START Provided data
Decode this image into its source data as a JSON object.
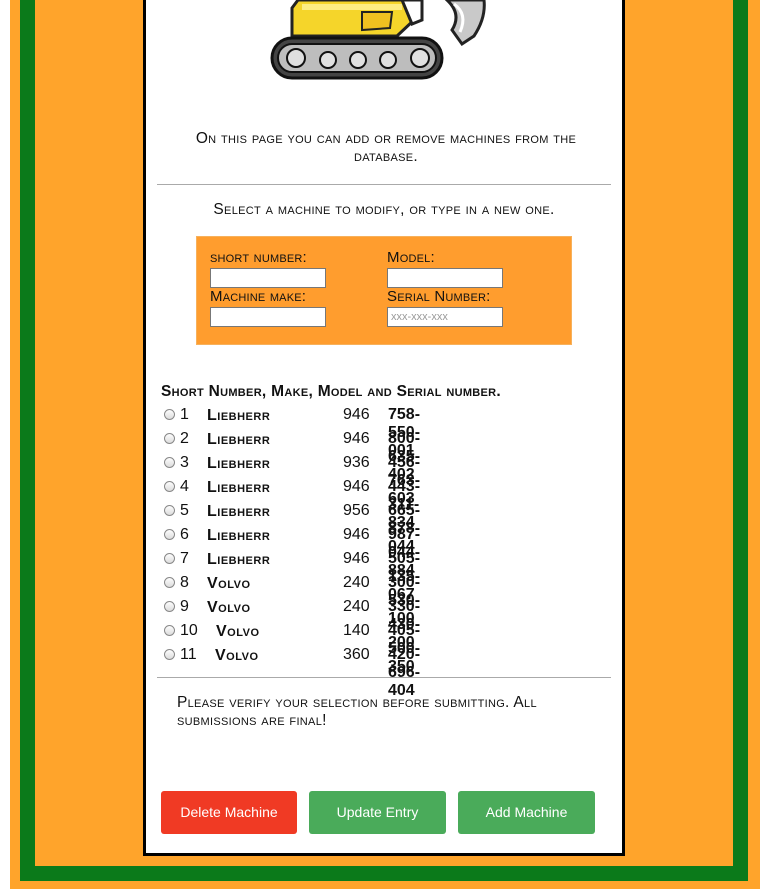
{
  "intro_text": "On this page you can add or remove machines from the database.",
  "select_text": "Select a machine to modify, or type in a new one.",
  "form": {
    "short_number_label": "short number:",
    "model_label": "Model:",
    "make_label": "Machine make:",
    "serial_label": "Serial Number:",
    "short_number_value": "",
    "model_value": "",
    "make_value": "",
    "serial_value": "",
    "serial_placeholder": "xxx-xxx-xxx"
  },
  "list_heading": "Short Number, Make, Model and Serial number.",
  "machines": [
    {
      "num": "1",
      "make": "Liebherr",
      "model": "946",
      "serial": "758-550-001"
    },
    {
      "num": "2",
      "make": "Liebherr",
      "model": "946",
      "serial": "800-635-402"
    },
    {
      "num": "3",
      "make": "Liebherr",
      "model": "936",
      "serial": "456-763-603"
    },
    {
      "num": "4",
      "make": "Liebherr",
      "model": "946",
      "serial": "443-311-834"
    },
    {
      "num": "5",
      "make": "Liebherr",
      "model": "956",
      "serial": "665-878-044"
    },
    {
      "num": "6",
      "make": "Liebherr",
      "model": "946",
      "serial": "987-044-884"
    },
    {
      "num": "7",
      "make": "Liebherr",
      "model": "946",
      "serial": "505-135-067"
    },
    {
      "num": "8",
      "make": "Volvo",
      "model": "240",
      "serial": "300-530-100"
    },
    {
      "num": "9",
      "make": "Volvo",
      "model": "240",
      "serial": "330-430-200"
    },
    {
      "num": "10",
      "make": "Volvo",
      "model": "140",
      "serial": "405-500-350"
    },
    {
      "num": "11",
      "make": "Volvo",
      "model": "360",
      "serial": "420-696-404"
    }
  ],
  "verify_text": "Please verify your selection before submitting. All submissions are final!",
  "buttons": {
    "delete_label": "Delete Machine",
    "update_label": "Update Entry",
    "add_label": "Add Machine"
  },
  "colors": {
    "page_orange": "#ffa42b",
    "frame_green": "#0b7a1a",
    "delete_red": "#f03a24",
    "action_green": "#4aab5a"
  }
}
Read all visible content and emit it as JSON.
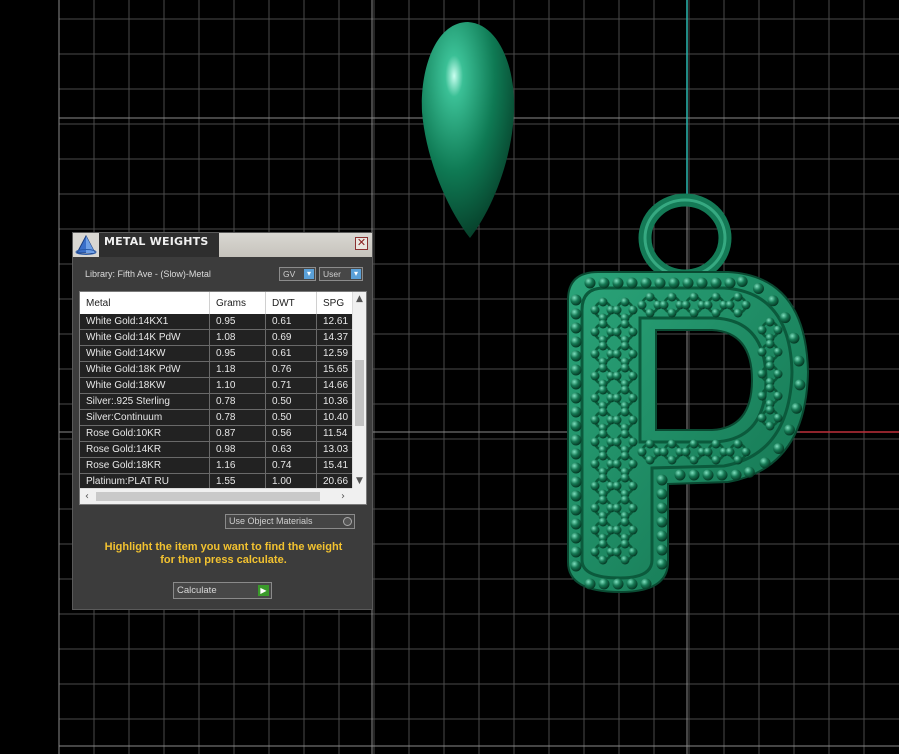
{
  "panel": {
    "title": "METAL WEIGHTS",
    "close_label": "✕",
    "library_label": "Library: Fifth Ave - (Slow)-Metal",
    "gv_select": "GV",
    "user_select": "User",
    "table": {
      "columns": [
        "Metal",
        "Grams",
        "DWT",
        "SPG"
      ],
      "rows": [
        [
          "White Gold:14KX1",
          "0.95",
          "0.61",
          "12.61"
        ],
        [
          "White Gold:14K PdW",
          "1.08",
          "0.69",
          "14.37"
        ],
        [
          "White Gold:14KW",
          "0.95",
          "0.61",
          "12.59"
        ],
        [
          "White Gold:18K PdW",
          "1.18",
          "0.76",
          "15.65"
        ],
        [
          "White Gold:18KW",
          "1.10",
          "0.71",
          "14.66"
        ],
        [
          "Silver:.925 Sterling",
          "0.78",
          "0.50",
          "10.36"
        ],
        [
          "Silver:Continuum",
          "0.78",
          "0.50",
          "10.40"
        ],
        [
          "Rose Gold:10KR",
          "0.87",
          "0.56",
          "11.54"
        ],
        [
          "Rose Gold:14KR",
          "0.98",
          "0.63",
          "13.03"
        ],
        [
          "Rose Gold:18KR",
          "1.16",
          "0.74",
          "15.41"
        ],
        [
          "Platinum:PLAT RU",
          "1.55",
          "1.00",
          "20.66"
        ]
      ]
    },
    "use_object_materials": "Use Object Materials",
    "hint_line1": "Highlight the item you want to find the weight",
    "hint_line2": "for then press calculate.",
    "calculate_label": "Calculate"
  },
  "colors": {
    "model_green": "#1e8a62",
    "hint_yellow": "#f2c230",
    "axis_cyan": "#2ab7b0",
    "axis_red": "#c0303a"
  },
  "icons": {
    "logo": "pyramid-logo-icon",
    "dropdown": "dropdown-arrow-icon",
    "play": "play-icon"
  }
}
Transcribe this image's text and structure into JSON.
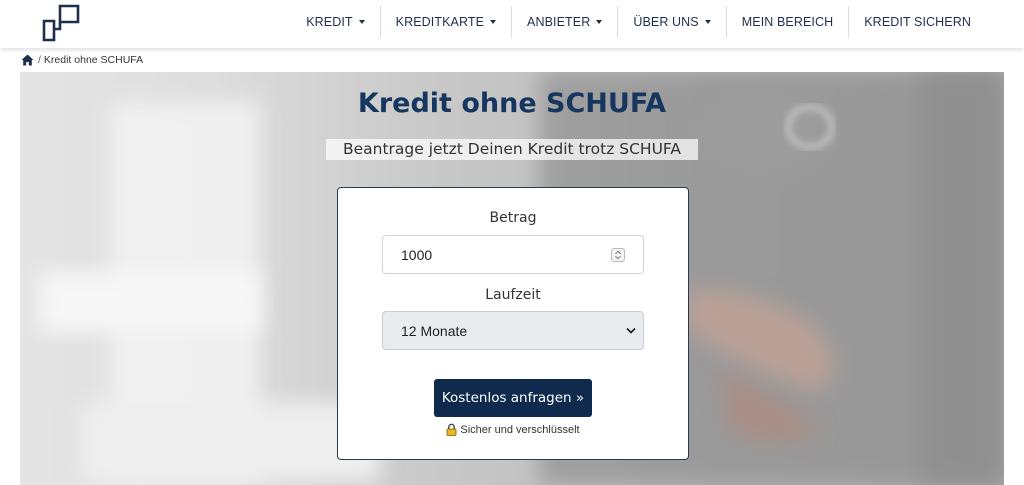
{
  "nav": {
    "items": [
      {
        "label": "KREDIT",
        "has_dropdown": true
      },
      {
        "label": "KREDITKARTE",
        "has_dropdown": true
      },
      {
        "label": "ANBIETER",
        "has_dropdown": true
      },
      {
        "label": "ÜBER UNS",
        "has_dropdown": true
      },
      {
        "label": "MEIN BEREICH",
        "has_dropdown": false
      },
      {
        "label": "KREDIT SICHERN",
        "has_dropdown": false
      }
    ]
  },
  "breadcrumb": {
    "home_icon": "home-icon",
    "separator": "/",
    "current": "Kredit ohne SCHUFA"
  },
  "hero": {
    "title": "Kredit ohne SCHUFA",
    "subtitle": "Beantrage jetzt Deinen Kredit trotz SCHUFA"
  },
  "form": {
    "amount_label": "Betrag",
    "amount_value": "1000",
    "term_label": "Laufzeit",
    "term_selected": "12 Monate",
    "submit_label": "Kostenlos anfragen »",
    "secure_text": "Sicher und verschlüsselt"
  },
  "colors": {
    "brand_navy": "#0f2a4c",
    "title_blue": "#16365f",
    "lock_yellow": "#e8b923"
  }
}
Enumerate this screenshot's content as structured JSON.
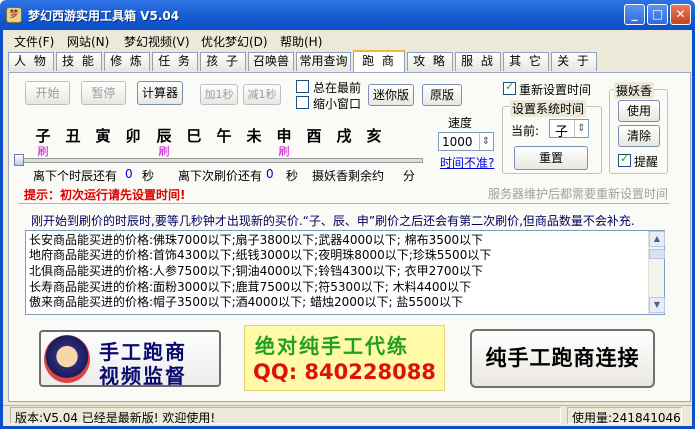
{
  "window": {
    "title": "梦幻西游实用工具箱 V5.04",
    "app_icon": "梦"
  },
  "menu": [
    "文件(F)",
    "网站(N)",
    "梦幻视频(V)",
    "优化梦幻(D)",
    "帮助(H)"
  ],
  "tabs": [
    "人 物",
    "技 能",
    "修 炼",
    "任 务",
    "孩 子",
    "召唤兽",
    "常用查询",
    "跑 商",
    "攻 略",
    "服 战",
    "其 它",
    "关 于"
  ],
  "active_tab": "跑 商",
  "controls": {
    "start": "开始",
    "pause": "暂停",
    "calculator": "计算器",
    "add_second": "加1秒",
    "sub_second": "减1秒",
    "always_top": "总在最前",
    "mini_window": "缩小窗口",
    "mini_version": "迷你版",
    "original_version": "原版"
  },
  "hours": [
    "子",
    "丑",
    "寅",
    "卯",
    "辰",
    "巳",
    "午",
    "未",
    "申",
    "酉",
    "戌",
    "亥"
  ],
  "hour_tags": {
    "子": "刷",
    "辰": "刷",
    "申": "刷"
  },
  "speed": {
    "label": "速度",
    "value": "1000",
    "not_accurate": "时间不准?"
  },
  "time_settings": {
    "reset_label": "重新设置时间",
    "group_label": "设置系统时间",
    "current_label": "当前:",
    "current_value": "子",
    "reset_button": "重置"
  },
  "incense": {
    "group_label": "摄妖香",
    "use": "使用",
    "clear": "清除",
    "remind": "提醒"
  },
  "timers": {
    "next_hour_label": "离下个时辰还有",
    "next_hour_value": "0",
    "next_hour_unit": "秒",
    "next_refresh_label": "离下次刷价还有",
    "next_refresh_value": "0",
    "next_refresh_unit": "秒",
    "incense_label": "摄妖香剩余约",
    "incense_unit": "分"
  },
  "hint": "提示：初次运行请先设置时间!",
  "server_note": "服务器维护后都需要重新设置时间",
  "notice": "刚开始到刷价的时辰时,要等几秒钟才出现新的买价.“子、辰、申”刷价之后还会有第二次刷价,但商品数量不会补充.",
  "price_lines": [
    "长安商品能买进的价格:佛珠7000以下;扇子3800以下;武器4000以下;    棉布3500以下",
    "地府商品能买进的价格:首饰4300以下;纸钱3000以下;夜明珠8000以下;珍珠5500以下",
    "北俱商品能买进的价格:人参7500以下;铜油4000以下;铃铛4300以下;    衣甲2700以下",
    "长寿商品能买进的价格:面粉3000以下;鹿茸7500以下;符5300以下;    木料4400以下",
    "傲来商品能买进的价格:帽子3500以下;酒4000以下;    蜡烛2000以下;    盐5500以下"
  ],
  "banner1": {
    "line1": "手工跑商",
    "line2": "视频监督"
  },
  "banner2": {
    "line1": "绝对纯手工代练",
    "line2": "QQ: 840228088"
  },
  "banner3": "纯手工跑商连接",
  "status": {
    "version": "版本:V5.04 已经是最新版! 欢迎使用!",
    "usage": "使用量:241841046"
  }
}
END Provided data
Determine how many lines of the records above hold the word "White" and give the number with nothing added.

Response
5